Now that I got all of that mean stuff that makes me feel like an ass out of the way, onto the good stuff (which is most of the record). "Dedos Ambulantes" is a meandering mix of screams, distortion and sound which invokes the audio presentation of the Joker's demented mind on the Dark Knight Soundtrack (minus the large number of musicians and orchestra). Meanwhile, "Guilhotina" is more guitar driven and sounds like more of a psychedelic, progressive rock version of the Liars. "Lamuria" and parts of "Pasar Tiempo" make use of a more experimental edge closer to that of early Pink Floyd without lyrics.

Overall, the record is a decent effort which suffers from periods of bad production. The band itself is creative and interesting both live and on a c.d. If it was not for the production I would be head over heels about "Teatro de la Crueldad," but I think with a more professional recording Eufonico Fringe has the capability to sound as scary and strange as Suicide or as cool as the Liars.

Other Cool Stuff to Check Out:

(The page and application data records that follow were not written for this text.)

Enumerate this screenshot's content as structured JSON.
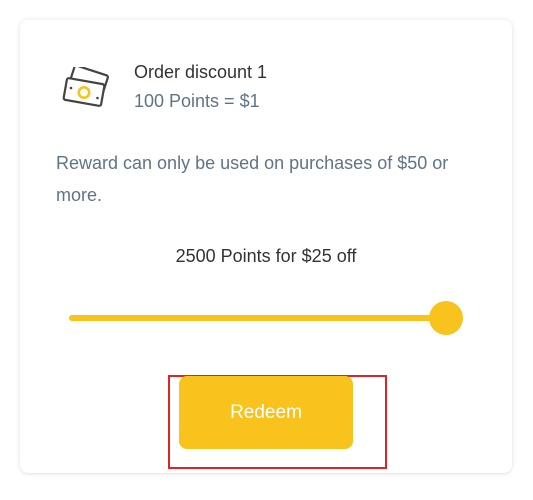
{
  "reward": {
    "icon": "money-bills-icon",
    "title": "Order discount 1",
    "rate": "100 Points = $1",
    "description": "Reward can only be used on purchases of $50 or more."
  },
  "slider": {
    "value_text": "2500 Points for $25 off",
    "fill_fraction": 1.0
  },
  "redeem": {
    "label": "Redeem"
  },
  "colors": {
    "accent": "#f7c31c",
    "title_text": "#333333",
    "secondary_text": "#5f7486",
    "highlight_border": "#e02424",
    "card_background": "#ffffff"
  }
}
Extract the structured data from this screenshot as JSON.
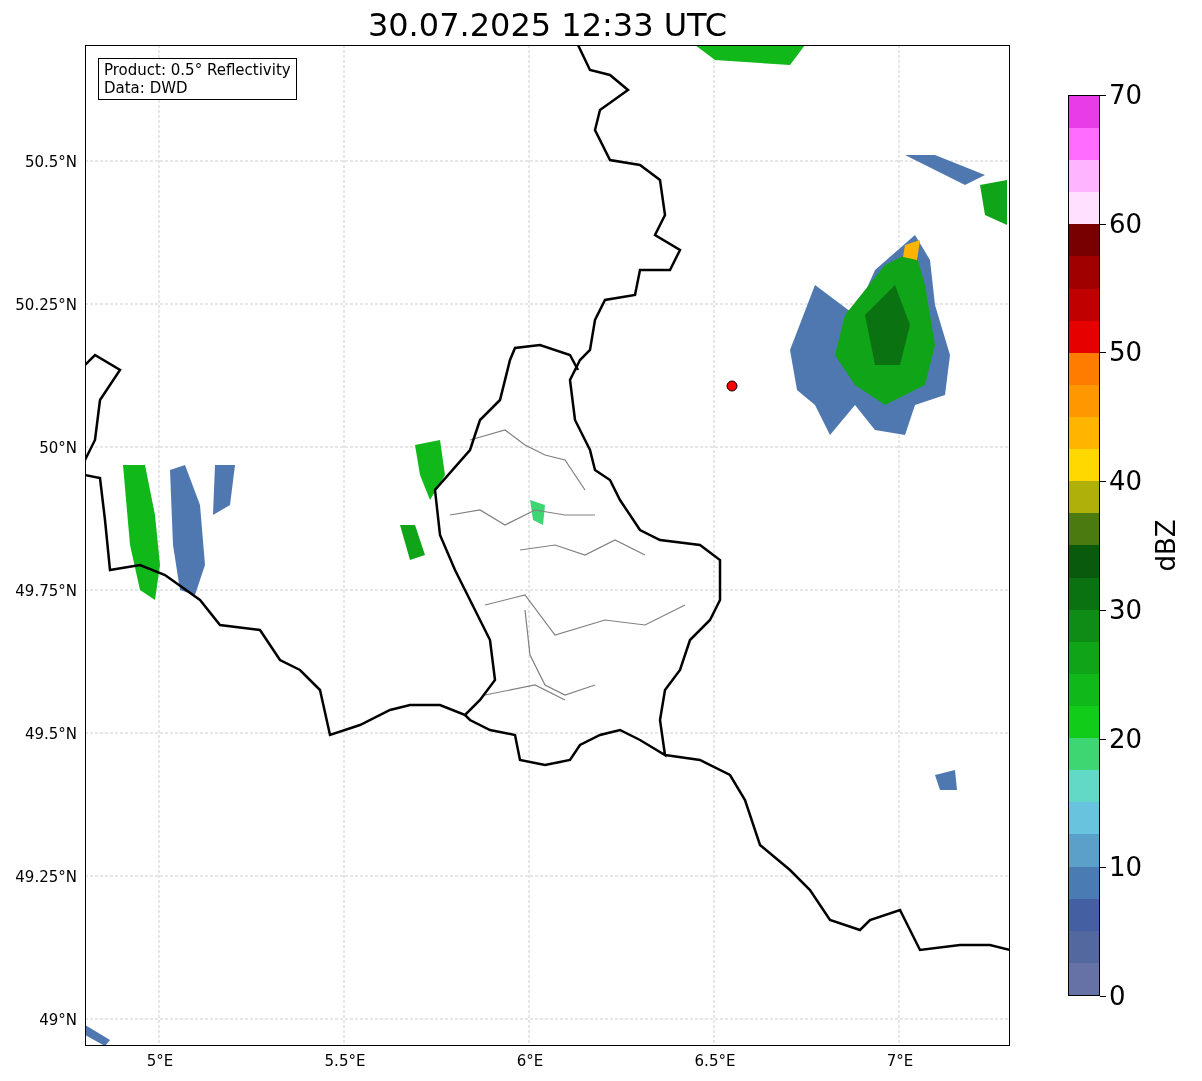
{
  "title": "30.07.2025 12:33 UTC",
  "legend": [
    "Product: 0.5° Reflectivity",
    "Data: DWD"
  ],
  "y_ticks": [
    "50.5°N",
    "50.25°N",
    "50°N",
    "49.75°N",
    "49.5°N",
    "49.25°N",
    "49°N"
  ],
  "x_ticks": [
    "5°E",
    "5.5°E",
    "6°E",
    "6.5°E",
    "7°E"
  ],
  "colorbar": {
    "label": "dBZ",
    "ticks": [
      "70",
      "60",
      "50",
      "40",
      "30",
      "20",
      "10",
      "0"
    ]
  }
}
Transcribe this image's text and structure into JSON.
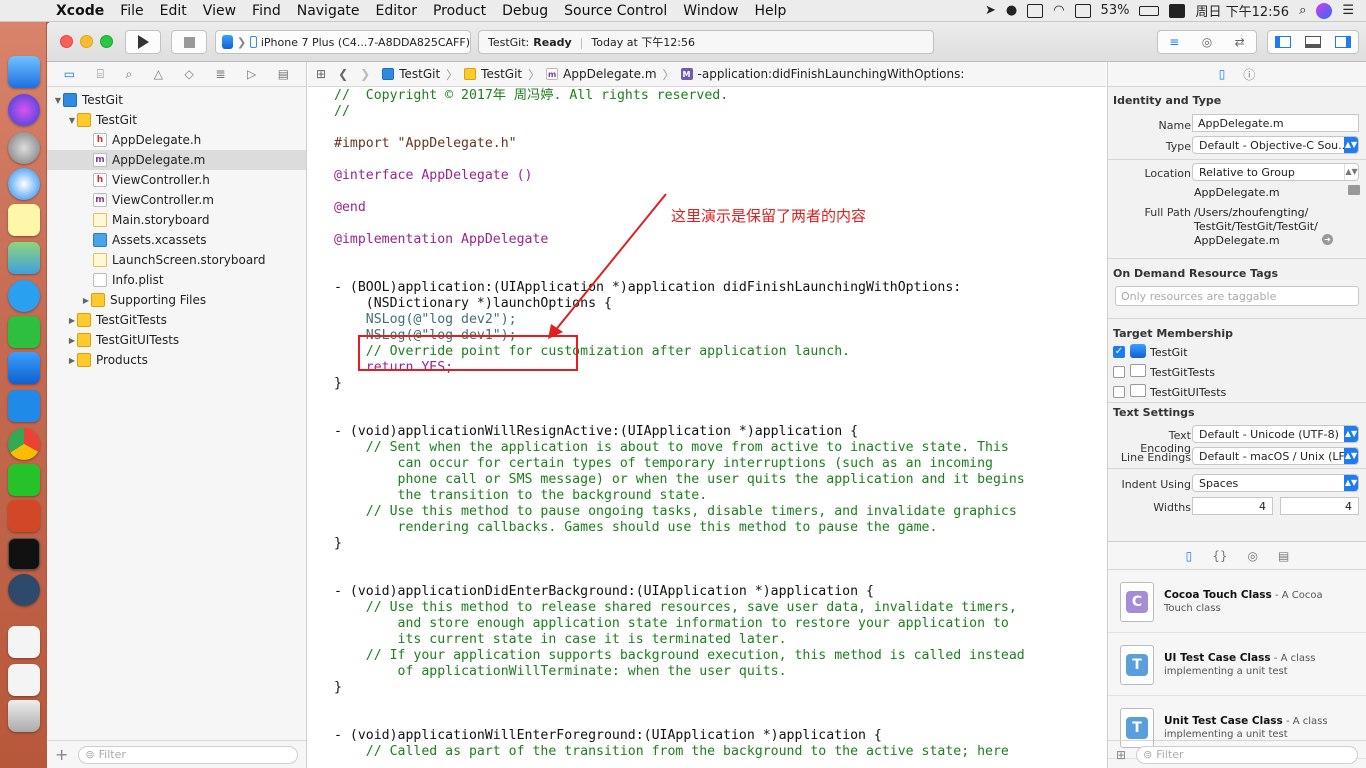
{
  "menubar": {
    "app": "Xcode",
    "items": [
      "File",
      "Edit",
      "View",
      "Find",
      "Navigate",
      "Editor",
      "Product",
      "Debug",
      "Source Control",
      "Window",
      "Help"
    ],
    "battery": "53%",
    "clock": "周日 下午12:56"
  },
  "toolbar": {
    "scheme": "iPhone 7 Plus (C4...7-A8DDA825CAFF)",
    "status_project": "TestGit:",
    "status_state": "Ready",
    "status_time": "Today at 下午12:56"
  },
  "navigator": {
    "items": [
      {
        "label": "TestGit",
        "type": "proj"
      },
      {
        "label": "TestGit",
        "type": "folder"
      },
      {
        "label": "AppDelegate.h",
        "type": "h"
      },
      {
        "label": "AppDelegate.m",
        "type": "m"
      },
      {
        "label": "ViewController.h",
        "type": "h"
      },
      {
        "label": "ViewController.m",
        "type": "m"
      },
      {
        "label": "Main.storyboard",
        "type": "sb"
      },
      {
        "label": "Assets.xcassets",
        "type": "xc"
      },
      {
        "label": "LaunchScreen.storyboard",
        "type": "sb"
      },
      {
        "label": "Info.plist",
        "type": "pl"
      },
      {
        "label": "Supporting Files",
        "type": "folder"
      },
      {
        "label": "TestGitTests",
        "type": "folder"
      },
      {
        "label": "TestGitUITests",
        "type": "folder"
      },
      {
        "label": "Products",
        "type": "folder"
      }
    ],
    "filter_placeholder": "Filter"
  },
  "jumpbar": {
    "crumbs": [
      "TestGit",
      "TestGit",
      "AppDelegate.m",
      "-application:didFinishLaunchingWithOptions:"
    ]
  },
  "annotation": "这里演示是保留了两者的内容",
  "code": [
    "//  Copyright © 2017年 周冯婷. All rights reserved.",
    "//",
    "#import \"AppDelegate.h\"",
    "@interface AppDelegate ()",
    "@end",
    "@implementation AppDelegate",
    "- (BOOL)application:(UIApplication *)application didFinishLaunchingWithOptions:",
    "    (NSDictionary *)launchOptions {",
    "    NSLog(@\"log dev2\");",
    "    NSLog(@\"log dev1\");",
    "    // Override point for customization after application launch.",
    "    return YES;",
    "}",
    "- (void)applicationWillResignActive:(UIApplication *)application {",
    "    // Sent when the application is about to move from active to inactive state. This",
    "        can occur for certain types of temporary interruptions (such as an incoming",
    "        phone call or SMS message) or when the user quits the application and it begins",
    "        the transition to the background state.",
    "    // Use this method to pause ongoing tasks, disable timers, and invalidate graphics",
    "        rendering callbacks. Games should use this method to pause the game.",
    "}",
    "- (void)applicationDidEnterBackground:(UIApplication *)application {",
    "    // Use this method to release shared resources, save user data, invalidate timers,",
    "        and store enough application state information to restore your application to",
    "        its current state in case it is terminated later.",
    "    // If your application supports background execution, this method is called instead",
    "        of applicationWillTerminate: when the user quits.",
    "}",
    "- (void)applicationWillEnterForeground:(UIApplication *)application {",
    "    // Called as part of the transition from the background to the active state; here"
  ],
  "inspector": {
    "identity_title": "Identity and Type",
    "name_label": "Name",
    "name_value": "AppDelegate.m",
    "type_label": "Type",
    "type_value": "Default - Objective-C Sou...",
    "location_label": "Location",
    "location_value": "Relative to Group",
    "location_file": "AppDelegate.m",
    "fullpath_label": "Full Path",
    "fullpath_value": [
      "/Users/zhoufengting/",
      "TestGit/TestGit/TestGit/",
      "AppDelegate.m"
    ],
    "odr_title": "On Demand Resource Tags",
    "odr_placeholder": "Only resources are taggable",
    "membership_title": "Target Membership",
    "targets": [
      {
        "label": "TestGit",
        "checked": true
      },
      {
        "label": "TestGitTests",
        "checked": false
      },
      {
        "label": "TestGitUITests",
        "checked": false
      }
    ],
    "text_settings_title": "Text Settings",
    "encoding_label": "Text Encoding",
    "encoding_value": "Default - Unicode (UTF-8)",
    "endings_label": "Line Endings",
    "endings_value": "Default - macOS / Unix (LF)",
    "indent_label": "Indent Using",
    "indent_value": "Spaces",
    "widths_label": "Widths",
    "tab_width": "4",
    "indent_width": "4"
  },
  "library": {
    "templates": [
      {
        "title": "Cocoa Touch Class",
        "desc": " - A Cocoa Touch class",
        "badge": "C",
        "color": "#a68bd6"
      },
      {
        "title": "UI Test Case Class",
        "desc": " - A class implementing a unit test",
        "badge": "T",
        "color": "#5a9fdc"
      },
      {
        "title": "Unit Test Case Class",
        "desc": " - A class implementing a unit test",
        "badge": "T",
        "color": "#5a9fdc"
      }
    ],
    "filter_placeholder": "Filter"
  }
}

Dark Knight Original Soundtrack by Hans Zimmer and James Newton Howard (2008): The coolness that is the Dark Knight is presented in dard themes (fair enough) and straight, unmitigated weirdness.

Example Track: Why So Serious?






A Saucerful of Secrets by Pink Floyd (1968): Early Pink Floyd that is a showcase for Syd Barrett's crazy mind.

Example Track: Set the Controls for the Heart of the Sun








Suicide by Suicide (1977): As for the scariest thing I've ever listened to? This whole album is it.

Example Track: Ghost Rider








Drum's Not Dead by Liars (2006): Experimental post-punk coolness with a whole mess of noise.

Example Track: Let's Not Wrestle Mt. Heart Attack

Saturday, August 2, 2008

The Awesomeness That Is Norman "Hurricane" Smith

Producers do not usually get much credit for the records they work on and engineers get even less (to absolutely none). One person, however, played an instrumental role during his time filling each of those occupations. His name...Norman Smith, engineer for the first Beatles records and producer of some of the greatest records of all time; even earning himself a few hits in his own write (in that he wrote and sang them).



Working with the Beatles, engineering their records until 1965’s Rubber Soul, Smith helped get the sound that set the Beatles apart from their contemporaries. Due to his exemplary work, Smith was promoted to producer. In 1967, he produced Pink Floyd’s "The Piper at the Gates of Dawn" and, later, "A Saucerful of Secrets" and half of "Ummagumma."

The Pretty Things created the first rock opera "S.F. Sorrow." And yes, Smith produced that too. Despite being much older (he fought in World War II), he was able to produce some of the most unique and incredible sonic masterpieces of all time, moving beyond what anybody else was doing and staying on the cutting edge.

He even had hits of his own. His voice is strange and the music is cool only in the nerdiest of ways, but the songs are earnest and fun. And he had horrible videos to boot.

And here he is on the Tonight Show with Johnny Carson.

Norman Smith’s influence can not be understated. Without him who knows how a comedy record producer and classical music lover who had never produced a pop record (George Martin) paired with a many-times-over-rejected band (The Beatles) would have fared? Smith even stuck up for Ringo when there was talk of getting another (better) drummer.

He led an amazing life and it’s time we recognize him! Hence me writing (babbling) this. There’s a bunch of stuff he worked on towards the top of the post. Check some of it out. Smith had a hand in some really different sounding records.

On March 3, 2008 Mr. Smith passed away.